Alastair Seeley has secured a British championship ride after it was confirmed on Thursday that the Carrick rider has joined Spirit Motorcycles to compete in the Supersport class.
Seeley and team-mate Dean Ellison will ride the British-built, Moto2 inspired machine under an invitational entry and will not be eligible for championship points.
However, with uncertainty over the long-term future of 600cc Supersport machines, the bespoke manufacturer hopes the Spirit GP-Sport R will showcase the possibilities for a Moto2 derived prototype class.
Former British Supersport and Superstock champion Seeley, who had been struggling to put a deal together for 2017 with teams demanding rider budgets of up to £50,000, said he was looking forward to ‘putting the cat amongst the pigeons’ this season.
“I’m really happy to be back in the Supersport class in what is an exciting new project and venture,” he said.
“To be involved with what could be the future of middleweight racing is something I can’t wait to get stuck into. It’s nice to get the call-up for my development skills but also I’m keen to work with an enthusiastic bunch of guys, from my team-mate to mechanics, the manager and partners.
“I’m looking forward to the testing schedule and also the BSB test to see where we are at. Then it’s on to round one at Donington to let the cat amongst the pigeons.”
Seeley’s plans have finally fallen into place, with the 37-year-old already confirmed to be riding for the Gearlink Kawasaki team in the Supersport races at the Vauxhall International North West 200 in May.
He is also set to renew his association with the Moneymore-based TAS Racing team to ride Tyco BMW machinery in the Superbike and Superstock classes at the event, where he became the most successful rider ever in the history of the famous race last year, moving onto 17 victories following a Supersport double.
He finished as the runner-up in the Superstock 1000 Championship in 2015 on the Tyco BMW and made the step up to the Superbike class last season, but was unable to make much of an impact on the RAF Reserves BMW.
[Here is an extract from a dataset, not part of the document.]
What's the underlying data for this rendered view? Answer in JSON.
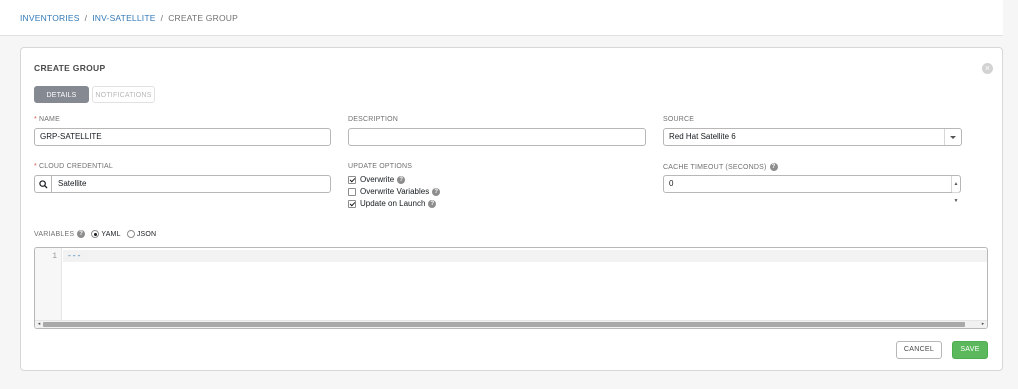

The Spirit machine Seeley will race in the Supersport championship is designed and built in the UK and features a 675cc Triumph engine and a Grand Prix inspired fully adjustable chassis, from headstock to swinging arm.
Weighing in at just 140kg, the Spirit GP-Sport R also features state-of-the-art electronics and a host of exotic parts. The team will be backed by title sponsors Quattro Plant.
Tony Scott, MD at Spirit Motorcycles, said: “It would be fair to say that the past three years of development has led us to this moment and it is a relief to be here.
“Our ambition has always been to produce a prototype series which would help young talent learn the craft of setting up a prototype chassis such as this; it is an excellent way for them to gain the skills needed to filter into the GP paddock with confidence and we look forward to showing the BSB visitors just what we have built.”
MCE British Superbike Championship Series Director Stuart Higgs said he would be watching the team’s progress with interest this year given the doubt over the longevity of 600cc Supersport racing.
“There is debate over the future of the middleweight British Championship class, as certain manufacturers have announced that 600cc Supersport machinery will cease to be produced in coming years,” said Higgs.
“We have an obligation to maintain a promotable and accessible class which provides a logical stepping stone in terms of performance. The Spirit project allows us to evaluate in a live and relevant competitive environment a possible future direction. We will be watching with interest.”